optical absorbances were read at 405 nm using a spectrophotometric plate reader
(Titertex® Multiskan, Labsystems, Finland). The assay was performed on blood
obtained from 3 different donors and one sample of each adsorbent type tested on each

Results and Discussion

Results for iC3b fraction in the fluid phase have been calculated to represent undiluted
plasma and are given in Figure 1. Statistical analysis (2-way ANOVA) demonstrated
that there was no significant variation between donors. Plastic (control) and the
adsorbents SCN, MAST 00C and MAST 60C induced the production of low levels of
iC3b (< 11 µg ml-1) in platelet poor plasma following a 30 minute exposure period.
Results for the commercially available, cellulose-coated adsorbent Adsorba 300C
(mean value 15.5 µg ml-1) were significantly higher than for the uncoated adsorbents
and the plastic control (p<0.05, Tukey’s pairwise comparison).



                iC3b µ g ml




                                   Plastic   Adsorba       SCN       MAST 00C    MAST 60C   Zymosan A

                                                       Donor 1   Donor 2   Donor 3

Figure 1. Levels of iC3b complement fraction present in the fluid phase following a 30
minute contact time with test materials (each result is the average of duplicate wells [* =
value/2]). Results are expressed for undiluted plasma.
From the preliminary results presented, SCN and MAST carbon adsorbents were found
to elicit an iC3b complement response similar to that induced by the plastic control and
compared favourably with the commercially available coated adsorbent Adsorba®
300C. These results are consistent with previous studies that have suggested that
pyrolytic carbon coatings may improve whole blood compatibility of a medical polymer
polyethylene terephthalate (PET) by limiting complement activation [8]. The opportunity
to use uncoated carbon adsorbents in extracorporeal devices, without stimulating an
excessive immune response, is highly desirable. These materials show improved
adsorption characteristics for a wider range of molecules as access to the adsorbent
surface is unrestricted by a semi-permeable membrane. iC3b fragment may also be
bound to the adsorbent surface due to the nature of the material. Protein adhesion data
would, therefore, be useful to support the data presented in this study. It is also known
that the iC3b complement fragment is produced as a result of C3b inactivation (by
Factor I with cofactor H) which is formed through the splitting of C3 into C3a and C3b.
The possibility must also be considered, therefore, that some C3b which is not
inactivated may go on to participate in further activation of the cascade to the terminal
sequence. Analysis of complement fragments representing this portion of the cascade
may also be beneficial.
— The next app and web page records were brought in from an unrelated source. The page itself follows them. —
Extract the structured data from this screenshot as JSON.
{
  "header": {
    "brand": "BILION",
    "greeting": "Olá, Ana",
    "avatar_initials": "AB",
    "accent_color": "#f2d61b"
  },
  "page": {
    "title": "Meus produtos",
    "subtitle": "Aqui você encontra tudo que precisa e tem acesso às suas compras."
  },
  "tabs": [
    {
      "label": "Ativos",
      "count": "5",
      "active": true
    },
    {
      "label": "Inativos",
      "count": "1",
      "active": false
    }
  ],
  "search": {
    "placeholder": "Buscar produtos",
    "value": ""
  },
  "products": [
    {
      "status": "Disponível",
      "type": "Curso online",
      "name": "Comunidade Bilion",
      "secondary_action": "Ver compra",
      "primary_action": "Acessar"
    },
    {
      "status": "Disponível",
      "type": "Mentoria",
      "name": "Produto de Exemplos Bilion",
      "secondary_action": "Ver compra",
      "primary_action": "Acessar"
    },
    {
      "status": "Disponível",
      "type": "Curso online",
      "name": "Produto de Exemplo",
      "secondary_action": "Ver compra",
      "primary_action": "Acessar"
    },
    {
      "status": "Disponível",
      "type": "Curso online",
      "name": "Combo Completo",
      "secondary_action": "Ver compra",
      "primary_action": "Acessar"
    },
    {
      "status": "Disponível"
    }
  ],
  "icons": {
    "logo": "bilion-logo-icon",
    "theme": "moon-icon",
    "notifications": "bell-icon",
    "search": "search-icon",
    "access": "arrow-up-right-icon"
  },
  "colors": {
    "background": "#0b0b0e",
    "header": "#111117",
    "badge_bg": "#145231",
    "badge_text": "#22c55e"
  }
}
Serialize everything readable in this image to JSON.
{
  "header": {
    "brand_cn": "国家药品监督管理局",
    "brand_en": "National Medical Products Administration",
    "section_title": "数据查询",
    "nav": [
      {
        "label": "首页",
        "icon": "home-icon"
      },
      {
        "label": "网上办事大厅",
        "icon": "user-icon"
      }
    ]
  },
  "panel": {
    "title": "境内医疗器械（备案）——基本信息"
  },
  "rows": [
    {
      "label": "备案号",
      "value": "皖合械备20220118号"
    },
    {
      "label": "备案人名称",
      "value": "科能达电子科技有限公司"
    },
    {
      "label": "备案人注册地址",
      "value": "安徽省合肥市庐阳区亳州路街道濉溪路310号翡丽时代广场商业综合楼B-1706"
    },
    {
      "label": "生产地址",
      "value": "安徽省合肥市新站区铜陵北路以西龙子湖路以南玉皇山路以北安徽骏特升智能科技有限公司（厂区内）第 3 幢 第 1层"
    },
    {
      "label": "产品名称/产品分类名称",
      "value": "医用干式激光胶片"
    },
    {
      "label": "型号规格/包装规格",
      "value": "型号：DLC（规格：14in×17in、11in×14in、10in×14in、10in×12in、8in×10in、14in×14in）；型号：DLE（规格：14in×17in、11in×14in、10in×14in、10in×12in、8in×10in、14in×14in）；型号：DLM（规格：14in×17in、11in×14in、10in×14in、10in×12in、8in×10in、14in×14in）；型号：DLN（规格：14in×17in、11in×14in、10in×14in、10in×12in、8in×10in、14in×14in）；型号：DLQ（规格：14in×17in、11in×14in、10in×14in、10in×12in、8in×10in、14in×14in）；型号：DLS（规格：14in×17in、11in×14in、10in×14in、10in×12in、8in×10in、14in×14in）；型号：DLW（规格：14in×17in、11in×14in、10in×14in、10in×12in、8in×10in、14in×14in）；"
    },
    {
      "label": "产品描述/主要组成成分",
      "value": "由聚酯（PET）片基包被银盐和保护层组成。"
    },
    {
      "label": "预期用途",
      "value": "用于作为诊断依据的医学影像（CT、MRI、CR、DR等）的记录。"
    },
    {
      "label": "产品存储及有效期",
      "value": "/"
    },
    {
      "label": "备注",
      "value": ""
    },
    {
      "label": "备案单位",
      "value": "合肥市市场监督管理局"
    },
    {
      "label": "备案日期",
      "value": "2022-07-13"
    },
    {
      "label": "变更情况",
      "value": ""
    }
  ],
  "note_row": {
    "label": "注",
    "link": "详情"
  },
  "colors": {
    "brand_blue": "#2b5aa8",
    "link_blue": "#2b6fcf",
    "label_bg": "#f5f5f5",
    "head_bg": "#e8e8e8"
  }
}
The results obtained in this study suggest that SCN and MAST carbons 00C and 60 C
may be suitable candidates for extracorporeal adsorptive therapies requiring direct
blood contact.


This work has been supported by EPSRC (UK) grant GR/R05154.


[1] Wan L, Bellomo R, Di Giantomasso D, Ronco C. The pathogenesis of septic acute
renal failure. Current Opinion in Critical Care 2003; 9; 496-502.
[2] Gabriel, R. Acute Renal Failure. In Renal Medicine, third edition, pp 180-193.
Baillière Tindall, London, 1988.
[3] Mikhalovsky, SV. Microparticles for hemoperfusion and extracorporeal therapy. In
Microspheres and Microcapsules and Liposomes, Volume 2, pp 133-163. Ashady, R
(editor). Citrus books, London, 1999.
[4] Ronco, C, Bellomo, R. Basic mechanisms and definitions for continuous renal
replacement therapies. The International Journal of Artificial Organs 1996; 19 (2); 95-
[5] Flynn, C G M. A review of continuous renal replacement therapy. Irish Journal of
Medical Science 1994; 163 (7); 331-340.
[6] Kazatchkine, M D, Carreno, M P. Activation of the complement system at the
interface between blood and artificial surfaces. Biomaterials 1988;9.
[7] Mikhalovsky, SV. Emerging technologies in extracorporeal treatment: focus on
adsorption. Perfusion 2003; 18: 47-54.
[8] Cenni E, Granchi D, Ciapetti G, Stea S, Verri E, Gamberini S, Gori A, Pizzoferrato A,
Zucchelli P. In vitro complement activation after contact with pyrolytic carbon-coated
and uncoated polyethylene terephthalate. Journal of Materials Science: Materials in
Medicine 1997;8:771-774.

To top